We agree: 9/11 Memorial should be free of politics. A clarification…
We request that the author of “9/11 memorial should be free of politics” in Sept. 12 letters to the editor would take a moment to step off his hyperbolic pedestal and realize that Students Defending Democracy also feels that political exploitation of the victims of 9/11 is incredibly unacceptable. I am pleased to report that the GW Democrats aren’t the only student organization on campus with a moral backbone.
Though the author claims that SDD sullied an otherwise pristine memorial with a heavily partisan and “overtly” political spectacle in actively recruiting a mourning audience into our organization, his accusation of SDD’s implication is quite erroneous.
In reality, SDD was integral in aiding the Student Association and University Events in the planning and execution of the event. More than 30 volunteers, comprised of SDD, College Republican and College Democrat members, made the evening possible by setting up, distributing candles and inviting audience members to attend the film screening of “The Flight that Fought Back.” Meanwhile, GW Democrats supplied no volunteers for the memorial and showed “Fahrenheit 9/11,” which we all know to be completely nonpartisan.
And it would behoove the author to not publicize hasty generalizations about organizations he is not familiar with. Though he branded SDD a “conservative organization,” co-chair Collin Stevenson has no mental reservation of leading this group as a proud democrat, one who is seriously considering voting for Obama or, dare we say it, Hillary.

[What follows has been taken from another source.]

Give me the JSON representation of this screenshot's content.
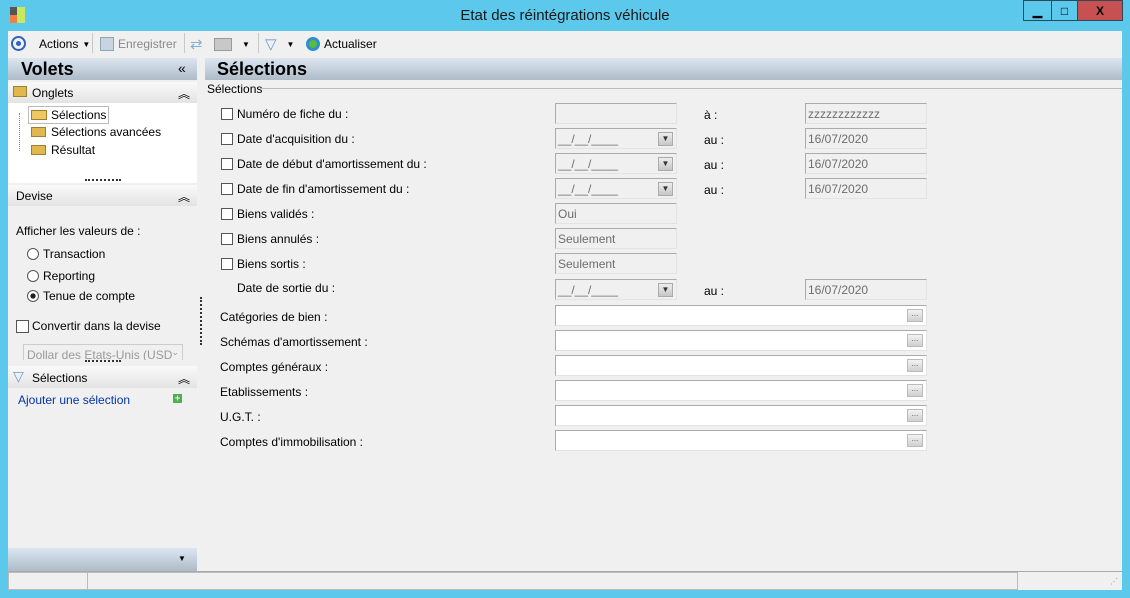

A mother loses a daughter to a drunk driver. Tell me, is it immoral for her to use that tragedy as a catalyst to garner support for the elimination of drunk driving so that no other mother may have to endure that heartache? Thousands of innocent men and women fell victim to the most horrific terrorist attack this nation has ever seen, and SDD members choose to dedicate part of their lives to eradicating the threat of terrorism in the future. It is entirely possible and incredibly necessary to unite from either side of the political spectrum against this unjustifiable tactic by which our innocent countrymen lost their lives.
As a clarification, SDD has no political agenda. We seek solely to educate our peers on the threat of terrorism so that solutions of various and dynamic design may come to fruition. SDD took extreme offense to the accusation of politicizing 9/11. Nothing could be further from the truth.
Collin Stevenson and Claire Meyer, Co-Chairs, Students Defending Democracy
GW security must be revamped
I have a first-hand knowledge of the failure of GW security – I was a GW student security guard during my sophomore year. As a Community Host for the Community Living and Learning Center (now GW Housing Programs), my stated purpose was to make students swipe their GWorld a second time and sign in their guests when entering the dorm, from 7 p.m. to midnight during the week and from 7 p.m. to 3 a.m. on the weekends, and to build community within the dorms.
However, my real purpose seemed to check and limit how many students a person could sign in – essentially a glorified anti-drinking monitor. I cannot tell you how many times students basically flipped me the bird and walked (or ran) straight past me. I couldn’t blame them – it should have been a qualified security guard, not a student trying to act like one. The lack of security at GW has increasingly bothered me since the April massacre at Virginia Tech. How was I to stop anyone with a weapon? And with the elimination of the program at the end of that year, how were students to cope without even the minimal nightly protection we student guards provided?
Perhaps a greater danger lies in the area at large. In the early morning hours at my Community Host job, I discovered and evicted a homeless woman sleeping on the lobby couch of JBKO. A fight between a cabbie and a passenger broke out in front of the dorm – another night, another call to UPD. I did not feel safe being a guard, let alone living in the dorm or any other since. The homeless reside all over campus, from the central location of the Metro to the bridge by HOVA, yet the front desks installed at the dorms are overwhelmingly empty. The campus dorm and street robberies of last week, one as early as 11 p.m. and less than a block away by the Metro, make me hesitate before walking alone at night. Let’s also not forget the assaults that have occurred on campus, from those at night to the alleged weekday morning assault in an Academic Center classroom in February.
We need a system like that at NYU (“Thefts highlight dorm security,” Sept. 17, p. 1) where there are 24-hour dorm security officers that check IDs for identity, not alcohol. We need increased UPD patrols not only through the dorms, but around campus as well – not just when there is a crime spike. And while it’s important to lock doors and be vigilant ourselves, there is only so much students can do without the umbrella of University-provided security. Foggy Bottom is a part of Washington. The lack of security at GW fails to acknowledge that Foggy Bottom is part of an urban city. It’s time for the administration at GW to recognize that and adequately protect its students.
Christine Grimaldi, Senior